AB - Vestibular information is known to be important for postural stability on tilting surfaces, but the relative importance of vestibular information across a wide range of surface tilt velocities is less clear. We compared how tilt velocity influences postural orientation and stability in nine subjects with bilateral vestibular loss and nine age-matched, control subjects. Subjects stood on a force platform that tilted 6 deg, toes-up at eight velocities (0.25 to 32 deg/s), with and without vision. Results showed that visual information effectively compensated for lack of vestibular information at all tilt velocities. However, with eyes closed, subjects with vestibular loss were most unstable within a critical tilt velocity range of 2 to 8 deg/s. Subjects with vestibular deficiency lost their balance in more than 90% of trials during the 4 deg/s condition, but never fell during slower tilts (0.25–1 deg/s) and fell only very rarely during faster tilts (16–32 deg/s). At the critical velocity range in which falls occurred, the body center of mass stayed aligned with respect to the surface, onset of ankle dorsiflexion was delayed, and there was delayed or absent gastrocnemius inhibition, suggesting that subjects were attempting to actively align their upper bodies with respect to the moving surface instead of to gravity. Vestibular information may be critical for stability at velocities of 2 to 8 deg/s because postural sway above 2 deg/s may be too fast to elicit stabilizing responses through the graviceptive somatosensory system, and postural sway below 8 deg/s may be too slow for somatosensory-triggered responses or passive stabilization from trunk inertia.
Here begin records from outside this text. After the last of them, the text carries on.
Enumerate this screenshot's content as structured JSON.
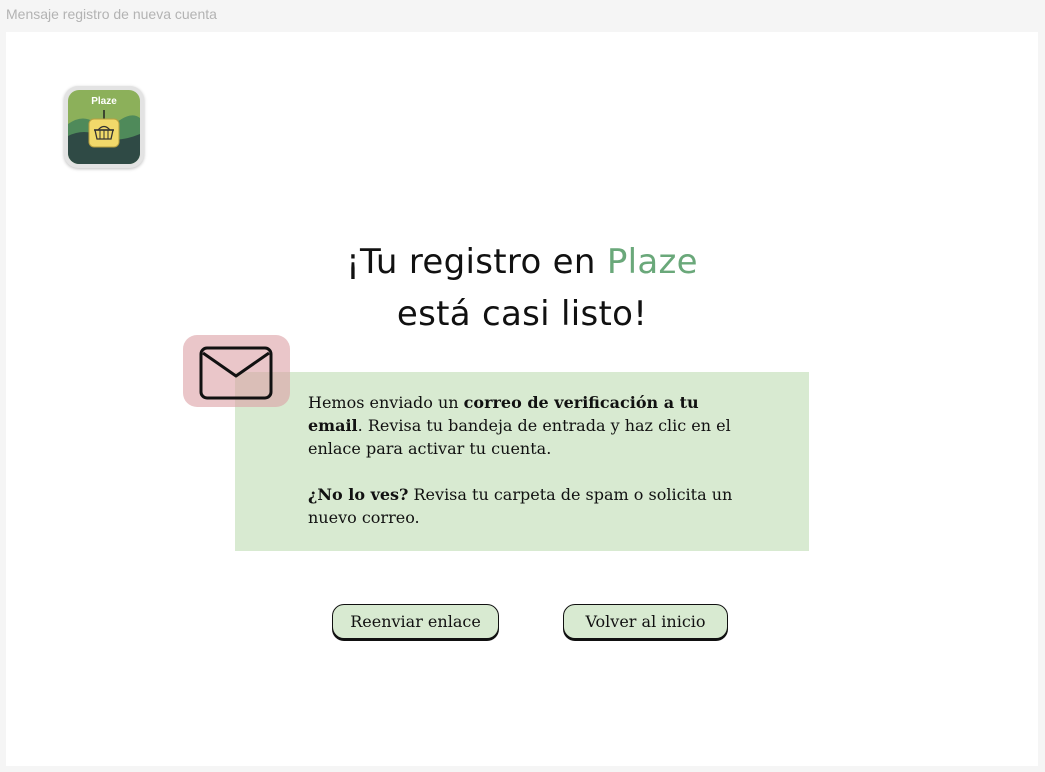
{
  "frame": {
    "label": "Mensaje registro de nueva cuenta"
  },
  "app_icon": {
    "label": "Plaze",
    "icon": "shopping-basket-icon"
  },
  "headline": {
    "prefix": "¡Tu registro en ",
    "brand": "Plaze",
    "line2": "está casi listo!"
  },
  "info": {
    "icon": "envelope-icon",
    "p1_before": "Hemos enviado un ",
    "p1_bold": "correo de verificación a tu email",
    "p1_after": ". Revisa tu bandeja de entrada y haz clic en el enlace para activar tu cuenta.",
    "p2_bold": "¿No lo ves?",
    "p2_after": " Revisa tu carpeta de spam o solicita un nuevo correo."
  },
  "buttons": {
    "resend": "Reenviar enlace",
    "home": "Volver al inicio"
  },
  "colors": {
    "brand_green": "#6aa87a",
    "card_green": "#d8ead1",
    "badge_pink": "#dca0a5"
  }
}
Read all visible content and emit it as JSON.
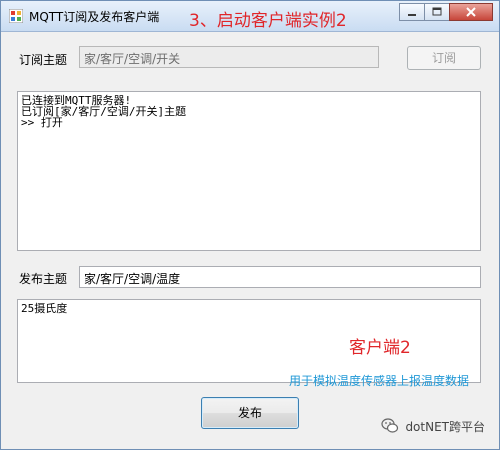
{
  "window": {
    "title": "MQTT订阅及发布客户端",
    "annotation": "3、启动客户端实例2"
  },
  "subscribe": {
    "label": "订阅主题",
    "topic_value": "家/客厅/空调/开关",
    "button_label": "订阅"
  },
  "log": {
    "lines": [
      "已连接到MQTT服务器!",
      "已订阅[家/客厅/空调/开关]主题",
      ">> 打开"
    ]
  },
  "publish": {
    "label": "发布主题",
    "topic_value": "家/客厅/空调/温度",
    "message_value": "25摄氏度",
    "button_label": "发布"
  },
  "annotations": {
    "client_label": "客户端2",
    "description": "用于模拟温度传感器上报温度数据"
  },
  "watermark": {
    "text": "dotNET跨平台"
  },
  "colors": {
    "annotation_red": "#e0262a",
    "annotation_blue": "#1e97d6",
    "window_bg": "#f0f0f0"
  },
  "icons": {
    "app": "app-icon",
    "minimize": "minimize-icon",
    "maximize": "maximize-icon",
    "close": "close-icon",
    "watermark": "wechat-icon"
  }
}
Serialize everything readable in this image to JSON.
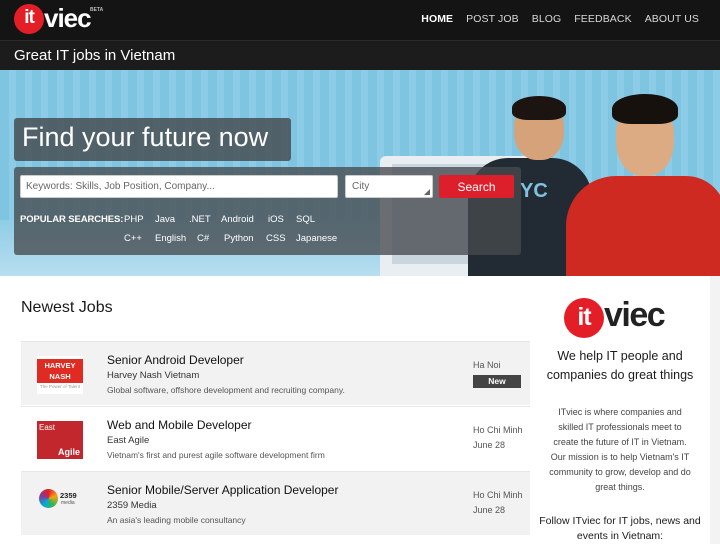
{
  "header": {
    "logo_it": "it",
    "logo_viec": "viec",
    "logo_beta": "BETA",
    "nav": [
      "HOME",
      "POST JOB",
      "BLOG",
      "FEEDBACK",
      "ABOUT US"
    ],
    "tagline": "Great IT jobs in Vietnam"
  },
  "hero": {
    "title": "Find your future now",
    "shirt_logo": "YC",
    "search": {
      "keywords_placeholder": "Keywords: Skills, Job Position, Company...",
      "city_value": "City",
      "button": "Search"
    },
    "popular_label": "POPULAR SEARCHES:",
    "popular_row1": [
      "PHP",
      "Java",
      ".NET",
      "Android",
      "iOS",
      "SQL"
    ],
    "popular_row2": [
      "C++",
      "English",
      "C#",
      "Python",
      "CSS",
      "Japanese"
    ]
  },
  "jobs": {
    "heading": "Newest Jobs",
    "items": [
      {
        "title": "Senior Android Developer",
        "company": "Harvey Nash Vietnam",
        "description": "Global software, offshore development and recruiting company.",
        "location": "Ha Noi",
        "badge": "New",
        "logo_line1": "HARVEY",
        "logo_line2": "NASH",
        "logo_sub": "The Power of Talent"
      },
      {
        "title": "Web and Mobile Developer",
        "company": "East Agile",
        "description": "Vietnam's first and purest agile software development firm",
        "location": "Ho Chi Minh",
        "date": "June 28",
        "logo_line1": "East",
        "logo_line2": "Agile"
      },
      {
        "title": "Senior Mobile/Server Application Developer",
        "company": "2359 Media",
        "description": "An asia's leading mobile consultancy",
        "location": "Ho Chi Minh",
        "date": "June 28",
        "logo_line1": "2359",
        "logo_line2": "media"
      }
    ]
  },
  "sidebar": {
    "logo_it": "it",
    "logo_viec": "viec",
    "tagline": "We help IT people and companies do great things",
    "body": "ITviec is where companies and skilled IT professionals meet to create the future of IT in Vietnam. Our mission is to help Vietnam's IT community to grow, develop and do great things.",
    "follow": "Follow ITviec for IT jobs, news and events in Vietnam:"
  },
  "colors": {
    "brand_red": "#e41e26",
    "search_red": "#dc1f2a",
    "topbar": "#141414",
    "hero_blue": "#7fc4e1"
  }
}
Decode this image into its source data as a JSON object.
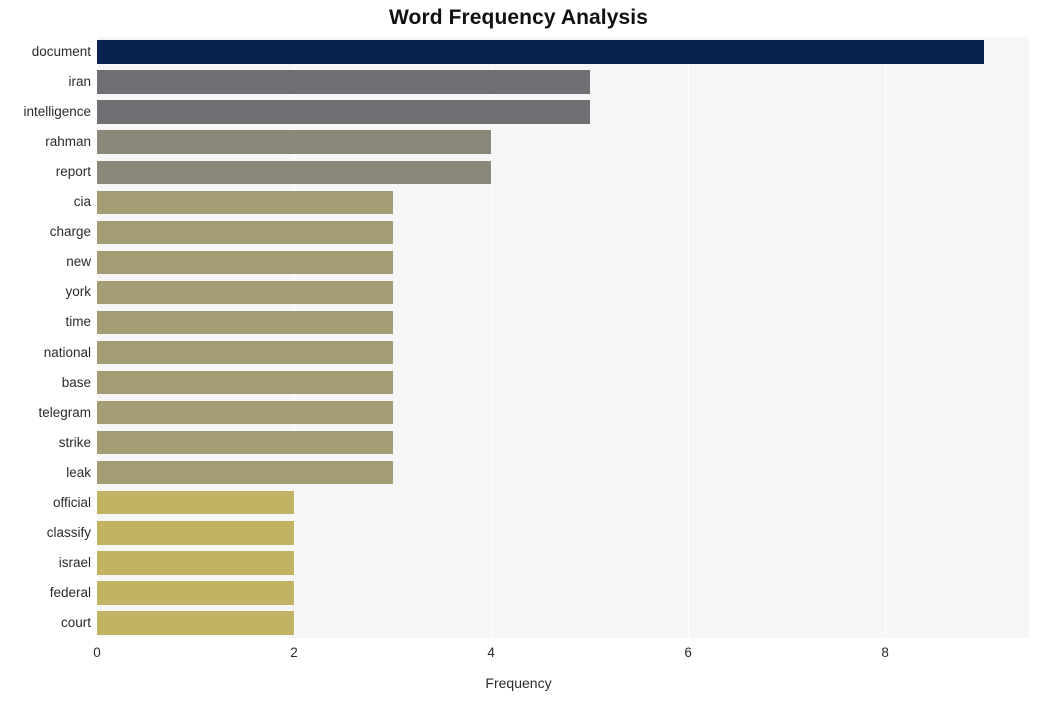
{
  "chart_data": {
    "type": "bar",
    "orientation": "horizontal",
    "title": "Word Frequency Analysis",
    "xlabel": "Frequency",
    "ylabel": "",
    "xlim": [
      0,
      9.46
    ],
    "xticks": [
      0,
      2,
      4,
      6,
      8
    ],
    "xtick_labels": [
      "0",
      "2",
      "4",
      "6",
      "8"
    ],
    "grid": true,
    "grid_axis": "x",
    "legend": null,
    "plot_background": "#f6f6f7",
    "figure_background": "#ffffff",
    "categories": [
      "document",
      "iran",
      "intelligence",
      "rahman",
      "report",
      "cia",
      "charge",
      "new",
      "york",
      "time",
      "national",
      "base",
      "telegram",
      "strike",
      "leak",
      "official",
      "classify",
      "israel",
      "federal",
      "court"
    ],
    "values": [
      9,
      5,
      5,
      4,
      4,
      3,
      3,
      3,
      3,
      3,
      3,
      3,
      3,
      3,
      3,
      2,
      2,
      2,
      2,
      2
    ],
    "bar_colors": [
      "#09224f",
      "#6e7073",
      "#6e7073",
      "#8a8878",
      "#8a8878",
      "#a39c74",
      "#a39c74",
      "#a39c74",
      "#a39c74",
      "#a39c74",
      "#a39c74",
      "#a39c74",
      "#a39c74",
      "#a39c74",
      "#a39c74",
      "#c2b264",
      "#c2b264",
      "#c2b264",
      "#c2b264",
      "#c2b264"
    ]
  }
}
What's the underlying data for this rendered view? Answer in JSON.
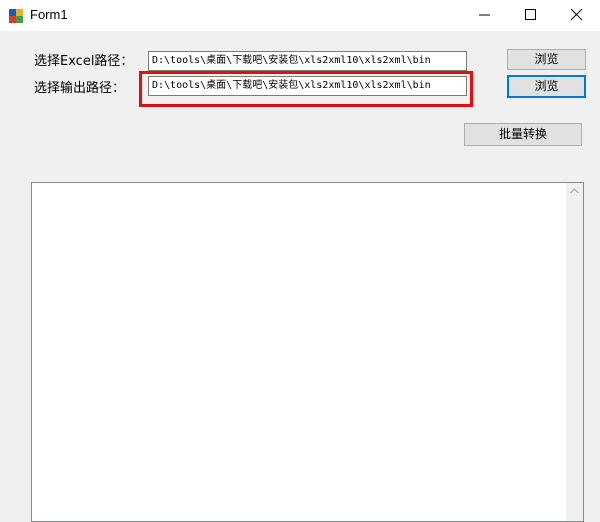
{
  "window": {
    "title": "Form1",
    "controls": {
      "minimize_icon": "minimize-icon",
      "maximize_icon": "maximize-icon",
      "close_icon": "close-icon"
    }
  },
  "form": {
    "excel_label": "选择Excel路径：",
    "excel_path": "D:\\tools\\桌面\\下载吧\\安装包\\xls2xml10\\xls2xml\\bin",
    "output_label": "选择输出路径：",
    "output_path": "D:\\tools\\桌面\\下载吧\\安装包\\xls2xml10\\xls2xml\\bin",
    "browse1_label": "浏览",
    "browse2_label": "浏览",
    "batch_label": "批量转换"
  },
  "log": {
    "text": ""
  },
  "colors": {
    "highlight": "#e01010",
    "focus_border": "#0078d7"
  }
}
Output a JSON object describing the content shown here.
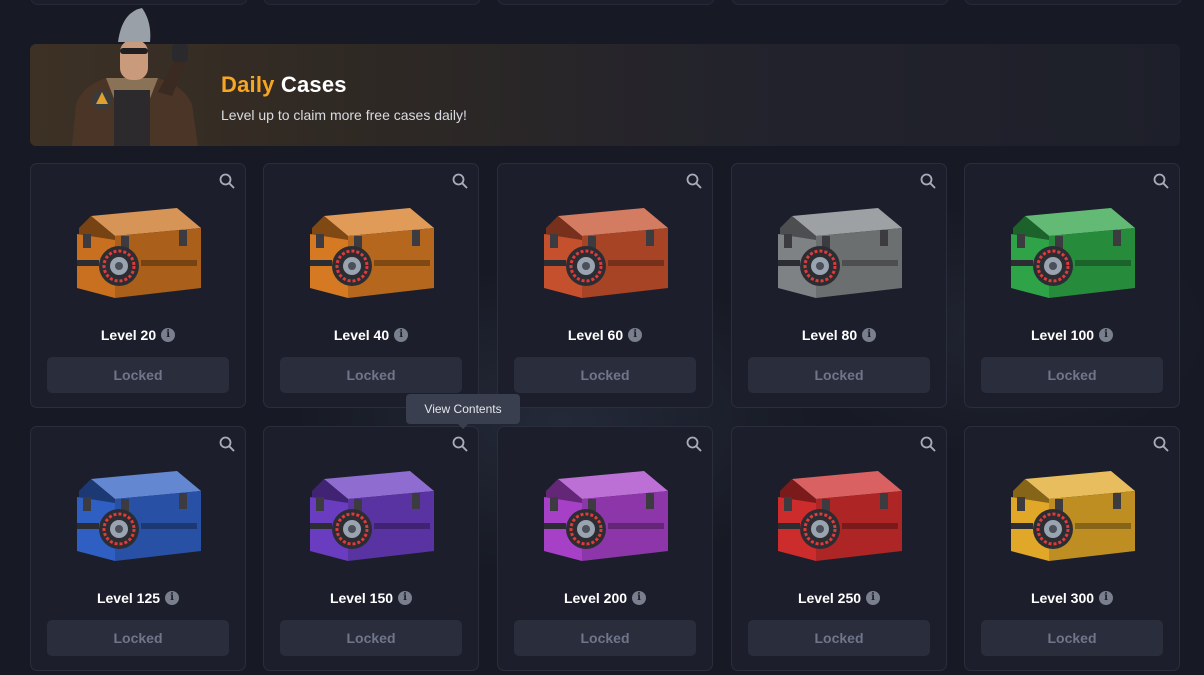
{
  "banner": {
    "title_accent": "Daily",
    "title_rest": "Cases",
    "subtitle": "Level up to claim more free cases daily!",
    "accent_color": "#f6a623"
  },
  "tooltip": {
    "text": "View Contents"
  },
  "cases": [
    {
      "level_label": "Level 20",
      "button": "Locked",
      "color": "#c8701f",
      "icon": "search-icon"
    },
    {
      "level_label": "Level 40",
      "button": "Locked",
      "color": "#d57a22",
      "icon": "search-icon"
    },
    {
      "level_label": "Level 60",
      "button": "Locked",
      "color": "#c4502d",
      "icon": "search-icon"
    },
    {
      "level_label": "Level 80",
      "button": "Locked",
      "color": "#7e8284",
      "icon": "search-icon"
    },
    {
      "level_label": "Level 100",
      "button": "Locked",
      "color": "#2ea347",
      "icon": "search-icon"
    },
    {
      "level_label": "Level 125",
      "button": "Locked",
      "color": "#2f5fc2",
      "icon": "search-icon"
    },
    {
      "level_label": "Level 150",
      "button": "Locked",
      "color": "#6a3cc0",
      "icon": "search-icon"
    },
    {
      "level_label": "Level 200",
      "button": "Locked",
      "color": "#a640c7",
      "icon": "search-icon"
    },
    {
      "level_label": "Level 250",
      "button": "Locked",
      "color": "#cc2c2c",
      "icon": "search-icon"
    },
    {
      "level_label": "Level 300",
      "button": "Locked",
      "color": "#e0a728",
      "icon": "search-icon"
    }
  ]
}
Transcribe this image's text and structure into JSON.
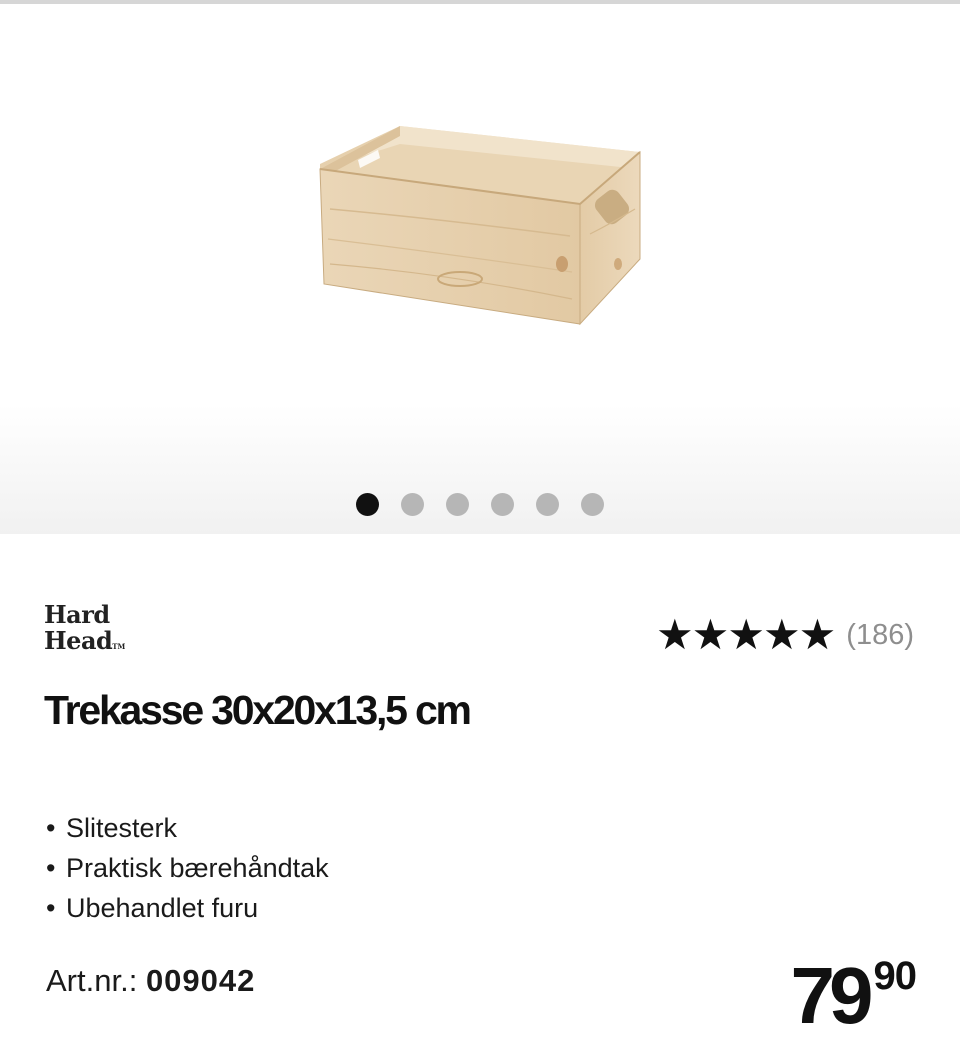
{
  "product": {
    "brand": {
      "line1": "Hard",
      "line2": "Head",
      "trademark": "TM"
    },
    "rating": {
      "stars_display": "★★★★★",
      "stars": 5,
      "count_text": "(186)"
    },
    "title": "Trekasse 30x20x13,5 cm",
    "features": [
      "Slitesterk",
      "Praktisk bærehåndtak",
      "Ubehandlet furu"
    ],
    "bullet": "•",
    "article_label": "Art.nr.:",
    "article_number": "009042",
    "price": {
      "whole": "79",
      "decimals": "90"
    }
  },
  "gallery": {
    "image_icon": "wooden-crate-image",
    "slides": 6,
    "active_slide": 1
  },
  "colors": {
    "text": "#111111",
    "muted": "#8e8e8e",
    "dot_inactive": "#b6b6b6",
    "dot_active": "#111111"
  }
}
KW - Human

KW - Postural stability

KW - Proprioception

KW - Somatosensory

KW - Surface tilt

KW - Vestibular

UR - http://www.scopus.com/inward/record.url?scp=84988640353&partnerID=8YFLogxK

UR - http://www.scopus.com/inward/citedby.url?scp=84988640353&partnerID=8YFLogxK

U2 - 10.1152/jn.00057.2016

DO - 10.1152/jn.00057.2016

M3 - Article

C2 - 27486101

AN - SCOPUS:84988640353

VL - 116

SP - 1468

EP - 1479

JO - Journal of Neurophysiology

JF - Journal of Neurophysiology

SN - 0022-3077

IS - 3

ER -